  • a small packet of dry yeast (50g fresh if you insist on using it)
  • 1 kg flour (white for ciabatta style, or mix wholemeal in for healthier)
  • 2 teaspoons salt (I love Maldon Seasalt)
  • 1 tablespoon sugar
  • 1 litre cold water
  • oil (olive if you have it)
  • dried herbs, salt & pepper (optional)

Mix the yeast, salt, sugar and the flour (keep back a cupful) in a large bowl. Pour in the water and mix – I use a handmixer but you can use a wooden spoon if you need the upper arm exercise 😉 Just mix until it is coming away from the sides of the bowl but is still gooey and’dusty’. Add a bit more of the flour if you need to. Do not knead! (That’s the best part of this recipe.)

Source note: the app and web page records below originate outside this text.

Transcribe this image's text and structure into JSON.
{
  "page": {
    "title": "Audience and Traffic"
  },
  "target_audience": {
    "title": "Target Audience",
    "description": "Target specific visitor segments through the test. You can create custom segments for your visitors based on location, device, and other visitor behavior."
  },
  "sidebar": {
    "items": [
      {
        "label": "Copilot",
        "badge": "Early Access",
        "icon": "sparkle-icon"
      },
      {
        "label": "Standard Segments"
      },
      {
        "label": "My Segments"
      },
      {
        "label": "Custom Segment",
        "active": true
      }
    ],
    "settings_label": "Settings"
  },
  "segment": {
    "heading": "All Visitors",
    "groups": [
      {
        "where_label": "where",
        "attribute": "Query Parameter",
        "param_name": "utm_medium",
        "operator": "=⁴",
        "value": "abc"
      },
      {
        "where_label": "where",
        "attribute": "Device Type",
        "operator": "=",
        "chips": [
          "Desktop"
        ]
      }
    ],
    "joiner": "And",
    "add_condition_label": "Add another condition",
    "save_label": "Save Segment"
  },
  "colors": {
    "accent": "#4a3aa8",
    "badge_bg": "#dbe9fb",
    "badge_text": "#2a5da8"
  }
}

Sprinkle on the rest of the flour, cover with plastic wrap and leave on the kitchen counter for about 4 hours. It will double in size. You can also put it in the fridge and leave it there for 12 hours or overnight. If you’re going to do the overnight thing, I’d use just half the amount of yeast because it will rise and fall again before you bake it.

Preheat the oven to 225 degrees, 425f. Tip the dough (which will still be bubbly and wobbly) into a LARGE baking tray. Mine is from Ikea and is 15″x 12″ or 38cmx30cm. I put baking paper in the bottom of mine, for easier lift-out and clean-up.

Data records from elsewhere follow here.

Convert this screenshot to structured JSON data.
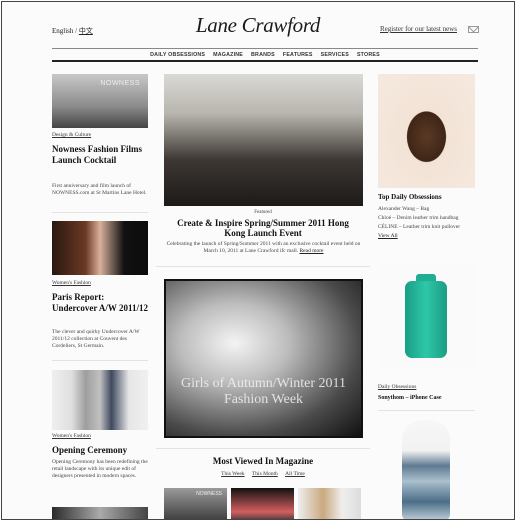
{
  "header": {
    "lang_english": "English",
    "lang_sep": "/",
    "lang_chinese": "中文",
    "logo": "Lane Crawford",
    "register": "Register for our latest news"
  },
  "nav": [
    "DAILY OBSESSIONS",
    "MAGAZINE",
    "BRANDS",
    "FEATURES",
    "SERVICES",
    "STORES"
  ],
  "left": {
    "a1": {
      "photo_text": "NOWNESS",
      "section": "Design & Culture",
      "title": "Nowness Fashion Films Launch Cocktail",
      "body": "First anniversary and film launch of NOWNESS.com at St Martins Lane Hotel."
    },
    "a2": {
      "section": "Women's Fashion",
      "title": "Paris Report: Undercover A/W 2011/12",
      "body": "The clever and quirky Undercover A/W 2011/12 collection at Couvent des Cordeliers, St Germain."
    },
    "a3": {
      "section": "Women's Fashion",
      "title": "Opening Ceremony",
      "body": "Opening Ceremony has been redefining the retail landscape with its unique edit of designers presented in modern spaces."
    }
  },
  "center": {
    "featured_label": "Featured",
    "featured_title": "Create & Inspire Spring/Summer 2011 Hong Kong Launch Event",
    "featured_body": "Celebrating the launch of Spring/Summer 2011 with an exclusive cocktail event held on March 10, 2011 at Lane Crawford ifc mall.",
    "read_more": "Read more",
    "overlay_text": "Girls of Autumn/Winter 2011 Fashion Week",
    "most_viewed_title": "Most Viewed In Magazine",
    "tabs": [
      "This Week",
      "This Month",
      "All Time"
    ],
    "mv_photo_text": "NOWNESS"
  },
  "right": {
    "title": "Top Daily Obsessions",
    "items": [
      "Alexander Wang – Bag",
      "Chloé – Denim leather trim handbag",
      "CÉLINE – Leather trim knit pullover"
    ],
    "view_all": "View All",
    "section2": "Daily Obsessions",
    "product2": "Sonythom – iPhone Case"
  }
}
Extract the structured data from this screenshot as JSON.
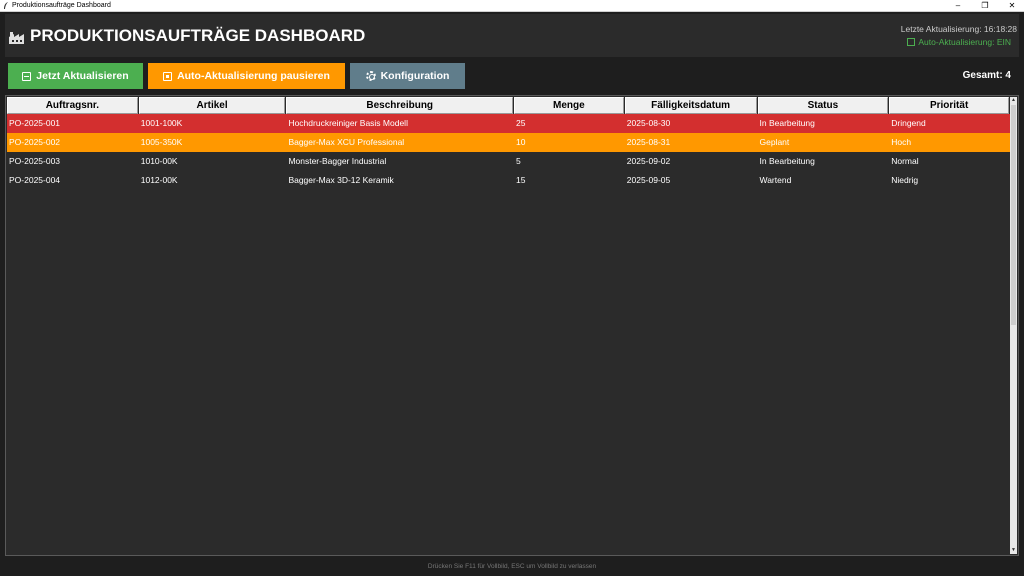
{
  "window": {
    "title": "Produktionsaufträge Dashboard",
    "controls": {
      "minimize": "–",
      "maximize": "❐",
      "close": "✕"
    }
  },
  "header": {
    "title": "PRODUKTIONSAUFTRÄGE DASHBOARD",
    "last_update": "Letzte Aktualisierung: 16:18:28",
    "auto_refresh": "Auto-Aktualisierung: EIN",
    "icon": "factory-icon"
  },
  "toolbar": {
    "refresh_label": "Jetzt Aktualisieren",
    "pause_label": "Auto-Aktualisierung pausieren",
    "config_label": "Konfiguration",
    "total": "Gesamt: 4"
  },
  "table": {
    "columns": [
      "Auftragsnr.",
      "Artikel",
      "Beschreibung",
      "Menge",
      "Fälligkeitsdatum",
      "Status",
      "Priorität"
    ],
    "rows": [
      [
        "PO-2025-001",
        "1001-100K",
        "Hochdruckreiniger Basis Modell",
        "25",
        "2025-08-30",
        "In Bearbeitung",
        "Dringend"
      ],
      [
        "PO-2025-002",
        "1005-350K",
        "Bagger-Max XCU Professional",
        "10",
        "2025-08-31",
        "Geplant",
        "Hoch"
      ],
      [
        "PO-2025-003",
        "1010-00K",
        "Monster-Bagger Industrial",
        "5",
        "2025-09-02",
        "In Bearbeitung",
        "Normal"
      ],
      [
        "PO-2025-004",
        "1012-00K",
        "Bagger-Max 3D-12 Keramik",
        "15",
        "2025-09-05",
        "Wartend",
        "Niedrig"
      ]
    ]
  },
  "colors": {
    "urgent": "#d32f2f",
    "high": "#ff9800",
    "refresh_button": "#4caf50",
    "pause_button": "#ff9800",
    "config_button": "#607d8b"
  },
  "footer": {
    "hint": "Drücken Sie F11 für Vollbild, ESC um Vollbild zu verlassen"
  }
}
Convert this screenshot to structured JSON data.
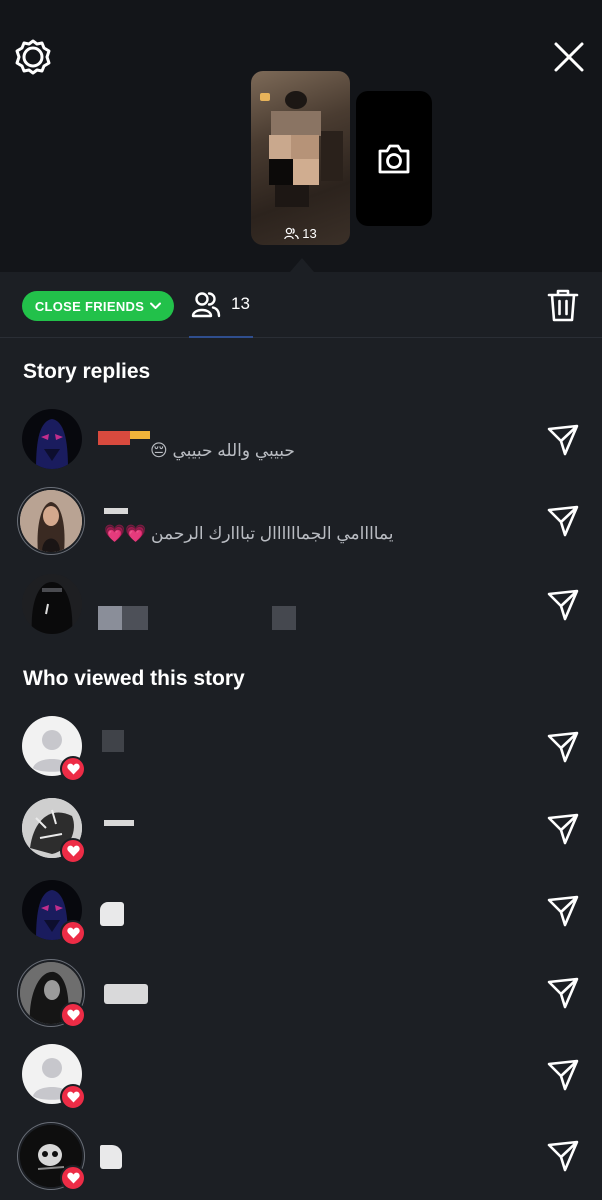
{
  "header": {
    "settings_icon": "gear-icon",
    "close_icon": "close-icon",
    "story_viewer_count": "13",
    "add_story_icon": "camera-icon"
  },
  "tabs": {
    "audience_label": "CLOSE FRIENDS",
    "audience_color": "#22c14a",
    "viewers_count": "13",
    "delete_icon": "trash-icon"
  },
  "replies": {
    "title": "Story replies",
    "items": [
      {
        "message": "حبيبي والله حبيبي 😔",
        "avatar": "dark-mask"
      },
      {
        "message": "يماااامي الجماااااال تبااارك الرحمن 💗💗",
        "avatar": "woman"
      },
      {
        "message": "",
        "avatar": "hooded"
      }
    ]
  },
  "viewers": {
    "title": "Who viewed this story",
    "items": [
      {
        "avatar": "default",
        "liked": true
      },
      {
        "avatar": "sketch",
        "liked": true
      },
      {
        "avatar": "dark-mask",
        "liked": true
      },
      {
        "avatar": "woman-bw",
        "liked": true
      },
      {
        "avatar": "default",
        "liked": true
      },
      {
        "avatar": "skull",
        "liked": true
      }
    ]
  },
  "colors": {
    "background": "#1c1f24",
    "like_badge": "#ed2c46",
    "tab_underline": "#2f4e8e"
  }
}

Now, if you want to make it look (and taste) really good, mix some dried herbs and salt and pepper in a little bowl. I sometimes get out my pestle and mortar and crush together: dried rosemary, chili flakes, garlic seasoning, lemon pepper and Maldon Seasalt. Use your fingers to make indentations (holes!!) all over the dough and drizzle over a couple of tablespoons of olive oil. Then shake your herb mix over. More is definitely more in this context 😉

Bake for about 30 minutes (keep an eye on it, first time you make it) until it is golden brown.

Remove from oven and sprinkle more of that lovely Maldon Seasalt on.

Bon appĂŠtit!